How much insurance you need depends on your individual financial situation, like the age of your child, whether or not you have a mortgage, whether or not you or your child is the beneficiary of your former partner’s policy, whether you receive any parental support payments, have larger financial assets like savings or RRSPs that can be passed on, and more. Don’t worry about asking Siri to open up the calculator app on your phone – one because it doesn’t work that well and more importantly we have now made it easy to do those calculations using our online tool.
Illnesses and unexpected accidents happen, even beyond stepping on a Lego. Should something happen besides a bump or scrape, leading to a serious illness or disability, you could be in a tight spot as the sole breadwinner for your family.
So protect yourself. Critical illness insurance can potentially offer you a lump sum amount of money while you recover from a serious illness. While much of it may go to expenses involved in your medical care, the funds may also be used against the extra expenses you incur in taking care of your family during this difficult period as well.
In the same vein, if you become disabled and unable to work, the loss of your paycheque can be devastating. Like most Canadians, you may depend on your monthly wage to pay for your mortgage or rent, or supporting childcare and other family expenses. Disability insurance – both long-term and short-term – can replace those wages and gives you the best option to provide for your family near the same level they are used to.
All the coverage in the world doesn’t matter, if there are issues after your death around how your children access the funds you’ve ensured for them. Should something happen to you, you want to ensure you have a plan for a seamless transfer of your assets and that your child will not face financial hardship.
And it’s not just assets we’re talking about. You want to make sure even your debts and liabilities are ironed out, to both ensure your children receive what you intended for them, and to eliminate any stress or hardship that messy legal proceedings could entail.
Appointing a beneficiary on any policies you choose grants easier access to the proceeds or in some cases specifies who would look after the policy proceeds until your children are old enough to receive it.
Make a will, appoint beneficiaries; make sure everything is covered so your policies help your family as soon as they need it.
And lastly, as a single parent, making a will is one of the most important things you do when planning for your children’s future. A will is used to determine who receives your assets and who will be appointed the sole caregiver of your kids. It’s a hard decision to make, but choosing a beneficiary that is financially and emotionally able and willing to care of your assets for your children is essential for your own peace-of-mind. Should you become incapacitated, naming a trusted individual as Power of Attorney in your will, gives someone the authority to take care of financial affairs when you can’t.
Although these are only 4 tips, they are pretty big thinking points for a single parent – just think about the size of Danny Tanner’s policy!
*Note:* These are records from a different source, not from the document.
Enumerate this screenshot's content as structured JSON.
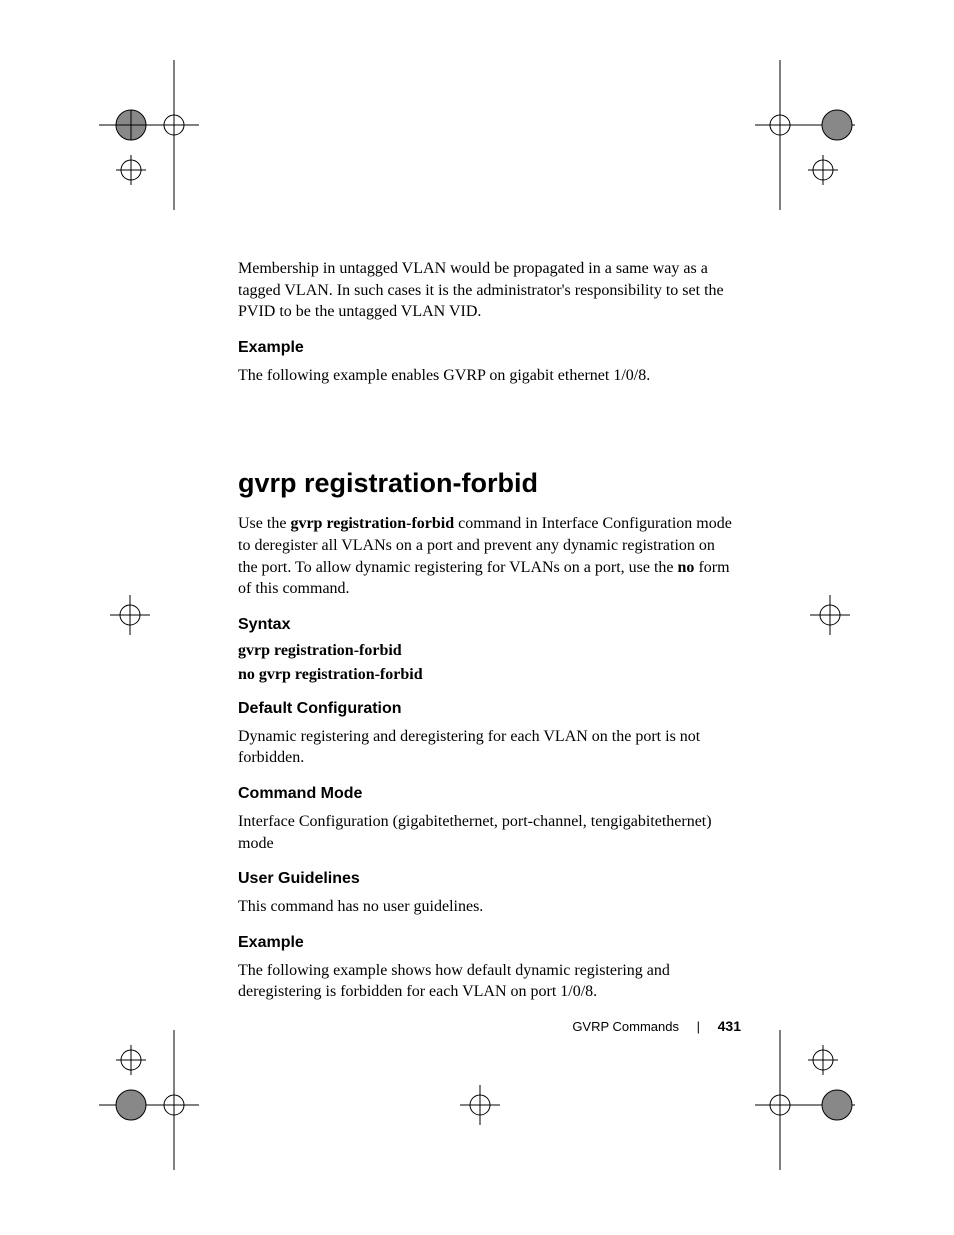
{
  "intro_paragraph": "Membership in untagged VLAN would be propagated in a same way as a tagged VLAN.  In such cases it is the administrator's responsibility to set the PVID to be the untagged VLAN VID.",
  "example1": {
    "heading": "Example",
    "text": "The following example enables GVRP on gigabit ethernet 1/0/8."
  },
  "main_heading": "gvrp registration-forbid",
  "main_desc_pre": "Use the ",
  "main_desc_bold": "gvrp registration-forbid",
  "main_desc_mid": " command  in Interface Configuration mode to deregister all VLANs on a port and prevent any dynamic registration on the port. To allow dynamic registering for VLANs on a port, use the ",
  "main_desc_bold2": "no",
  "main_desc_end": " form of this command.",
  "syntax": {
    "heading": "Syntax",
    "line1": "gvrp registration-forbid",
    "line2": "no gvrp registration-forbid"
  },
  "default_config": {
    "heading": "Default Configuration",
    "text": "Dynamic registering and deregistering for each VLAN on the port is not forbidden."
  },
  "command_mode": {
    "heading": "Command Mode",
    "text": "Interface Configuration (gigabitethernet, port-channel, tengigabitethernet) mode"
  },
  "user_guidelines": {
    "heading": "User Guidelines",
    "text": "This command has no user guidelines."
  },
  "example2": {
    "heading": "Example",
    "text": "The following example shows how default dynamic registering and deregistering is forbidden for each VLAN on port 1/0/8."
  },
  "footer": {
    "label": "GVRP Commands",
    "separator": "|",
    "page": "431"
  }
}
Luckily you should only have to think about them once. Taking these protective steps early in your child’s life is easier and less expensive than waiting until life gets a little more complicated. Take a few minutes with PolicyAdvisor’s insurance checkup and see how easy it is to prepare for your family’s financial security.